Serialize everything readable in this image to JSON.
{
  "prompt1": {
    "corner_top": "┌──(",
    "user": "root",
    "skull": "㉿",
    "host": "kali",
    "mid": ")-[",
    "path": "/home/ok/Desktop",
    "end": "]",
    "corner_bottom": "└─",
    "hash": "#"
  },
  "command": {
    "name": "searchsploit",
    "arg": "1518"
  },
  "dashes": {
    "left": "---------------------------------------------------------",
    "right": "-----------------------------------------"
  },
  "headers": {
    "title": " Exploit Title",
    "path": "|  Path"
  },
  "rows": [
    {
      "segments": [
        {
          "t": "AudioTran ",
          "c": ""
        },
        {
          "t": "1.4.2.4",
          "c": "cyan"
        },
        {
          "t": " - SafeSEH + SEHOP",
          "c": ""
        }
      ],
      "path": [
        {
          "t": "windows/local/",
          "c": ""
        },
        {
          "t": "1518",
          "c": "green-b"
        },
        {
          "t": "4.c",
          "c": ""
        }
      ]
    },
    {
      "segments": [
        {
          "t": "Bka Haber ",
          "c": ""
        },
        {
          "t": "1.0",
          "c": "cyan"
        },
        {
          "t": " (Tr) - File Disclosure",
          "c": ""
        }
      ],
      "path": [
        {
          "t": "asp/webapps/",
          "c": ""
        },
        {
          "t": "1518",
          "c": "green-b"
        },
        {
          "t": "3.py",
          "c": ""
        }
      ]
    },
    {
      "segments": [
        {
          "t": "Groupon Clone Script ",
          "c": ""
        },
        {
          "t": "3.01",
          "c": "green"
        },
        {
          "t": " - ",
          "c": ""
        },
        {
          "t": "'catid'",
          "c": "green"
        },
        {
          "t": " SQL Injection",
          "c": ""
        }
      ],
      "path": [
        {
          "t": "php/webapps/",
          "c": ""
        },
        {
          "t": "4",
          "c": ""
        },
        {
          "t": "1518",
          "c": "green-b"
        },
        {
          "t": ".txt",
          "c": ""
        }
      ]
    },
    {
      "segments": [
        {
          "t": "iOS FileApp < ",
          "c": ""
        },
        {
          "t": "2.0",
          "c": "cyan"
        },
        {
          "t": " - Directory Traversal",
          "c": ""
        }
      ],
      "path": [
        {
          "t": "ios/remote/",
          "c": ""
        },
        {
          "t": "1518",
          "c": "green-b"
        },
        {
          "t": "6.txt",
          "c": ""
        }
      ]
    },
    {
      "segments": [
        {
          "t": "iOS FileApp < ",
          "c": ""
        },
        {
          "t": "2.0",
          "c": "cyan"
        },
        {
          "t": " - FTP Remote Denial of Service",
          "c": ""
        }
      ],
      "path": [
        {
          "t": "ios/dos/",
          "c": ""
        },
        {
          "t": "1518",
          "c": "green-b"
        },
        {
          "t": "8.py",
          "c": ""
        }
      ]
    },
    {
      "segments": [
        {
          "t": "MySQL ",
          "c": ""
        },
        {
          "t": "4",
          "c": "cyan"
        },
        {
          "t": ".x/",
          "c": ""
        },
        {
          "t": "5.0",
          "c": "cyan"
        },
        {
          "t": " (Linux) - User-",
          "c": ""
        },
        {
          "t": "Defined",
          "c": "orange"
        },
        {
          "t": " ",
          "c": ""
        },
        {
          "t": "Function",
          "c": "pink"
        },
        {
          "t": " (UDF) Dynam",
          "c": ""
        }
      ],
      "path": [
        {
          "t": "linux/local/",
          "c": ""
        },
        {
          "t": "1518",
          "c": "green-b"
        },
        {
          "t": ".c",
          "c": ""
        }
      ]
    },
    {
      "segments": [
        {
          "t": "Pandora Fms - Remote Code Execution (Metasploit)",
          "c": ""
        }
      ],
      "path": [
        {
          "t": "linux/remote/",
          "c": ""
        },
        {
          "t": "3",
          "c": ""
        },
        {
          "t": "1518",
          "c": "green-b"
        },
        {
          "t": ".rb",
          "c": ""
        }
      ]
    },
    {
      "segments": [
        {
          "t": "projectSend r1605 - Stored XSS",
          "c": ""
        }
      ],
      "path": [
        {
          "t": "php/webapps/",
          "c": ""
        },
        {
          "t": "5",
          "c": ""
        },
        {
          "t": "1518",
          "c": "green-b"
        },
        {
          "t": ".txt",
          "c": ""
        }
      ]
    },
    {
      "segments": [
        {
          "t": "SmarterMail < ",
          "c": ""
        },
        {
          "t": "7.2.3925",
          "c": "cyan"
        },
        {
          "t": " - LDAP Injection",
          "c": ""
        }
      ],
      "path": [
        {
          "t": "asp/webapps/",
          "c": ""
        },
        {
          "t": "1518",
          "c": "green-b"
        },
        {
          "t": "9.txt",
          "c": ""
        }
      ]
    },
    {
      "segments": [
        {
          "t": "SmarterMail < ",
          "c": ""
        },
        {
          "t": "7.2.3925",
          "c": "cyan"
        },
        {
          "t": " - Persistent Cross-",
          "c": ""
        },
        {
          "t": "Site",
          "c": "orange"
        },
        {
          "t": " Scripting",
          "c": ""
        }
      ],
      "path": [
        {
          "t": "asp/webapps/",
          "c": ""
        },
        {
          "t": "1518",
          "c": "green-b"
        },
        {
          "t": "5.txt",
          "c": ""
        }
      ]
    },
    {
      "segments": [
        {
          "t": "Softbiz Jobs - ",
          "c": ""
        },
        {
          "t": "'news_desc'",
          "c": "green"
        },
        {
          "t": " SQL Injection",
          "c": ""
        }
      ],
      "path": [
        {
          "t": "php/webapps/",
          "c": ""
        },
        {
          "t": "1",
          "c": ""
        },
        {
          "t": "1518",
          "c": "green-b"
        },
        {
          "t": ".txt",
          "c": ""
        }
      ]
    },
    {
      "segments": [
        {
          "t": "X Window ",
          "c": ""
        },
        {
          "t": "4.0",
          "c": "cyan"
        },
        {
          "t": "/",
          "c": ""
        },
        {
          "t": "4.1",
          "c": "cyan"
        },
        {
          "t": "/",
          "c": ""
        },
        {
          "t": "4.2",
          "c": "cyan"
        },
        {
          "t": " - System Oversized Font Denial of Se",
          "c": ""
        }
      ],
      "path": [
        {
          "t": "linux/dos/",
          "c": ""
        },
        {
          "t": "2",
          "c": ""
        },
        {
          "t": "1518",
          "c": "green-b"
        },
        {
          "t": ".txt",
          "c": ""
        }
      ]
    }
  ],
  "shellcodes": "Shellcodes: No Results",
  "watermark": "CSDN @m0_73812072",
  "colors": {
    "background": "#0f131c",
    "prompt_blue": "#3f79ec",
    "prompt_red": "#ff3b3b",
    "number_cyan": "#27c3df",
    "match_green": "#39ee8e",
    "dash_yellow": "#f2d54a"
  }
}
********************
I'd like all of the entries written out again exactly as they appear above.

Serialize everything readable in this image to JSON.
{
  "prompt1": {
    "corner_top": "┌──(",
    "user": "root",
    "skull": "㉿",
    "host": "kali",
    "mid": ")-[",
    "path": "/home/ok/Desktop",
    "end": "]",
    "corner_bottom": "└─",
    "hash": "#"
  },
  "command": {
    "name": "searchsploit",
    "arg": "1518"
  },
  "dashes": {
    "left": "---------------------------------------------------------",
    "right": "-----------------------------------------"
  },
  "headers": {
    "title": " Exploit Title",
    "path": "|  Path"
  },
  "rows": [
    {
      "segments": [
        {
          "t": "AudioTran ",
          "c": ""
        },
        {
          "t": "1.4.2.4",
          "c": "cyan"
        },
        {
          "t": " - SafeSEH + SEHOP",
          "c": ""
        }
      ],
      "path": [
        {
          "t": "windows/local/",
          "c": ""
        },
        {
          "t": "1518",
          "c": "green-b"
        },
        {
          "t": "4.c",
          "c": ""
        }
      ]
    },
    {
      "segments": [
        {
          "t": "Bka Haber ",
          "c": ""
        },
        {
          "t": "1.0",
          "c": "cyan"
        },
        {
          "t": " (Tr) - File Disclosure",
          "c": ""
        }
      ],
      "path": [
        {
          "t": "asp/webapps/",
          "c": ""
        },
        {
          "t": "1518",
          "c": "green-b"
        },
        {
          "t": "3.py",
          "c": ""
        }
      ]
    },
    {
      "segments": [
        {
          "t": "Groupon Clone Script ",
          "c": ""
        },
        {
          "t": "3.01",
          "c": "green"
        },
        {
          "t": " - ",
          "c": ""
        },
        {
          "t": "'catid'",
          "c": "green"
        },
        {
          "t": " SQL Injection",
          "c": ""
        }
      ],
      "path": [
        {
          "t": "php/webapps/",
          "c": ""
        },
        {
          "t": "4",
          "c": ""
        },
        {
          "t": "1518",
          "c": "green-b"
        },
        {
          "t": ".txt",
          "c": ""
        }
      ]
    },
    {
      "segments": [
        {
          "t": "iOS FileApp < ",
          "c": ""
        },
        {
          "t": "2.0",
          "c": "cyan"
        },
        {
          "t": " - Directory Traversal",
          "c": ""
        }
      ],
      "path": [
        {
          "t": "ios/remote/",
          "c": ""
        },
        {
          "t": "1518",
          "c": "green-b"
        },
        {
          "t": "6.txt",
          "c": ""
        }
      ]
    },
    {
      "segments": [
        {
          "t": "iOS FileApp < ",
          "c": ""
        },
        {
          "t": "2.0",
          "c": "cyan"
        },
        {
          "t": " - FTP Remote Denial of Service",
          "c": ""
        }
      ],
      "path": [
        {
          "t": "ios/dos/",
          "c": ""
        },
        {
          "t": "1518",
          "c": "green-b"
        },
        {
          "t": "8.py",
          "c": ""
        }
      ]
    },
    {
      "segments": [
        {
          "t": "MySQL ",
          "c": ""
        },
        {
          "t": "4",
          "c": "cyan"
        },
        {
          "t": ".x/",
          "c": ""
        },
        {
          "t": "5.0",
          "c": "cyan"
        },
        {
          "t": " (Linux) - User-",
          "c": ""
        },
        {
          "t": "Defined",
          "c": "orange"
        },
        {
          "t": " ",
          "c": ""
        },
        {
          "t": "Function",
          "c": "pink"
        },
        {
          "t": " (UDF) Dynam",
          "c": ""
        }
      ],
      "path": [
        {
          "t": "linux/local/",
          "c": ""
        },
        {
          "t": "1518",
          "c": "green-b"
        },
        {
          "t": ".c",
          "c": ""
        }
      ]
    },
    {
      "segments": [
        {
          "t": "Pandora Fms - Remote Code Execution (Metasploit)",
          "c": ""
        }
      ],
      "path": [
        {
          "t": "linux/remote/",
          "c": ""
        },
        {
          "t": "3",
          "c": ""
        },
        {
          "t": "1518",
          "c": "green-b"
        },
        {
          "t": ".rb",
          "c": ""
        }
      ]
    },
    {
      "segments": [
        {
          "t": "projectSend r1605 - Stored XSS",
          "c": ""
        }
      ],
      "path": [
        {
          "t": "php/webapps/",
          "c": ""
        },
        {
          "t": "5",
          "c": ""
        },
        {
          "t": "1518",
          "c": "green-b"
        },
        {
          "t": ".txt",
          "c": ""
        }
      ]
    },
    {
      "segments": [
        {
          "t": "SmarterMail < ",
          "c": ""
        },
        {
          "t": "7.2.3925",
          "c": "cyan"
        },
        {
          "t": " - LDAP Injection",
          "c": ""
        }
      ],
      "path": [
        {
          "t": "asp/webapps/",
          "c": ""
        },
        {
          "t": "1518",
          "c": "green-b"
        },
        {
          "t": "9.txt",
          "c": ""
        }
      ]
    },
    {
      "segments": [
        {
          "t": "SmarterMail < ",
          "c": ""
        },
        {
          "t": "7.2.3925",
          "c": "cyan"
        },
        {
          "t": " - Persistent Cross-",
          "c": ""
        },
        {
          "t": "Site",
          "c": "orange"
        },
        {
          "t": " Scripting",
          "c": ""
        }
      ],
      "path": [
        {
          "t": "asp/webapps/",
          "c": ""
        },
        {
          "t": "1518",
          "c": "green-b"
        },
        {
          "t": "5.txt",
          "c": ""
        }
      ]
    },
    {
      "segments": [
        {
          "t": "Softbiz Jobs - ",
          "c": ""
        },
        {
          "t": "'news_desc'",
          "c": "green"
        },
        {
          "t": " SQL Injection",
          "c": ""
        }
      ],
      "path": [
        {
          "t": "php/webapps/",
          "c": ""
        },
        {
          "t": "1",
          "c": ""
        },
        {
          "t": "1518",
          "c": "green-b"
        },
        {
          "t": ".txt",
          "c": ""
        }
      ]
    },
    {
      "segments": [
        {
          "t": "X Window ",
          "c": ""
        },
        {
          "t": "4.0",
          "c": "cyan"
        },
        {
          "t": "/",
          "c": ""
        },
        {
          "t": "4.1",
          "c": "cyan"
        },
        {
          "t": "/",
          "c": ""
        },
        {
          "t": "4.2",
          "c": "cyan"
        },
        {
          "t": " - System Oversized Font Denial of Se",
          "c": ""
        }
      ],
      "path": [
        {
          "t": "linux/dos/",
          "c": ""
        },
        {
          "t": "2",
          "c": ""
        },
        {
          "t": "1518",
          "c": "green-b"
        },
        {
          "t": ".txt",
          "c": ""
        }
      ]
    }
  ],
  "shellcodes": "Shellcodes: No Results",
  "watermark": "CSDN @m0_73812072",
  "colors": {
    "background": "#0f131c",
    "prompt_blue": "#3f79ec",
    "prompt_red": "#ff3b3b",
    "number_cyan": "#27c3df",
    "match_green": "#39ee8e",
    "dash_yellow": "#f2d54a"
  }
}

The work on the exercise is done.